Nanny brought dinner and set about straightening the room, treating the computer like an IRA bomb that might go off at any moment if she got too close. Then she left to help with the clean up downstairs. Mycroft ate distractedly with one hand, while reading the computer manual with the other. He barely bothered with attempting to persuade his little brother to eat more than a few bites, before eating Sherlock’s meal as well.
Sherlock remained unusually quiet and even got his own pajamas out for bed time. Mycroft was so absorbed in his manual, he ran his brother’s bath and didn’t notice Sherlock splashing about with his boats instead of actually washing. Sherlock dutifully got out when told to, brushed his teeth, and climbed into bed, while Mycroft continued to carefully committed the arcane instructions in his manual to memory.
It wasn’t until Mycroft had finished and was preparing for bed himself that awareness dawned on the now ten year-old that something was amiss. He lost no time in rounding up the usual suspect and asked, “Sherlock, what happened to my clothes and why is there cake in the laundry hamper?”
Sherlock shrugged, pushed the bent umbrella further under his bed with the toe of his shoe, and offered his defense. “Pirates.”
Mycroft tilted his head and stared down at his brother giving a look of disapproval filled with skepticism. Sherlock faced formed a rebellious pout. After a few seconds, Sherlock looked down. Mycroft started to say something, but stopped and gave his little brother an appraising look. Eventually, Mycroft said, “You were bored.”

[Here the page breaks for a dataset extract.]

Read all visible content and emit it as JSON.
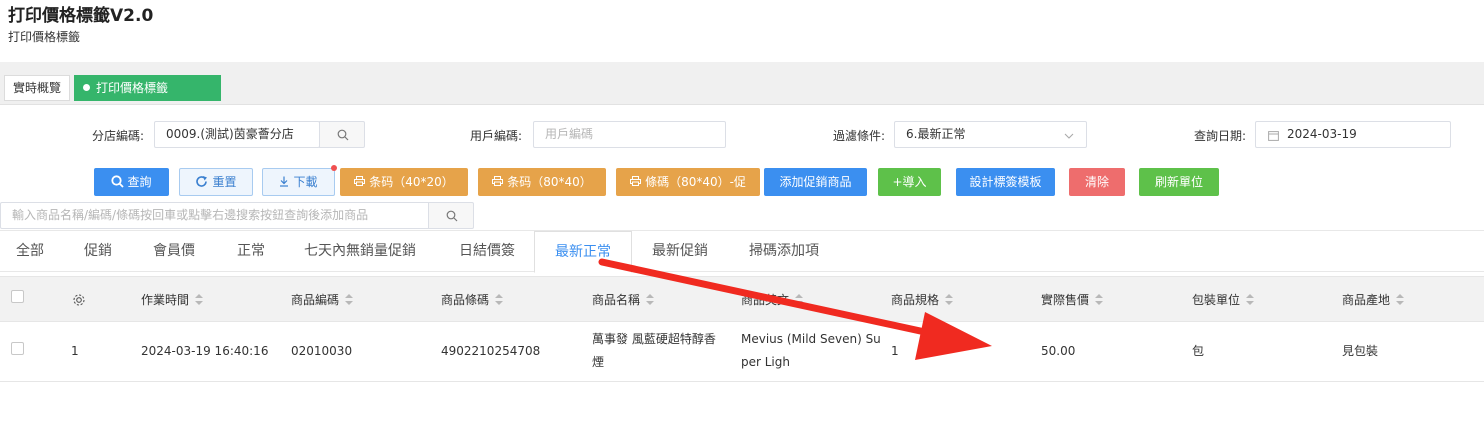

A small “Yes” was directed by Sherlock to Mycroft’s slippers.
“The cake was stolen.”
“Plundered,” Sherlock corrected, looking up now in defiance.
Mycroft paused for a moment of thought and then stated, “I see. It ended on the rug when Tommy — ” Mycroft caught himself. It didn’t do to get into bad habits of expression. “Lord Wickham-Villiers and Graeme assaulted — that means struck — you which his how you smelled Mummy’s perfume on their shoes. You used the linens to clean up the mess and then threw everything into the hamper along with all my clothes that you played with. That’s what you didn’t want me to find out.”
Sherlock nodded silently. Mycroft studied his little brother for some moments before asking, “Why did you risk getting into trouble to save Bun — Lady Beatrice?”
Sherlock shrugged and then replied, “Because you said she was your friend. Your only friend.”
Sherlock scuffed his toes, twiddled his fingers, and looked around the room as Mycroft stared at him. Just as Sherlock was about to ask if he could go to the WC, Mycroft said, “Thank you.”
Mycroft said it very softly and very seriously and suddenly Sherlock felt all funny — happy and nervous and self-conscious and uncertain what to say. So he bent down and pulled Mycroft’s broken umbrella out from under the bed and offered it to his brother saying, “They broke you umbrella, too. Sorry.”
Mycroft sighed. He took the umbrella and leaned it’s parenthesis-shaped body against the bed table and said, “How would like to help me get the computer running?” As Sherlock streaked to the table where the system sat, Mycroft added a bit louder, “But don’t touch anything until I tell you to!”
## The End ##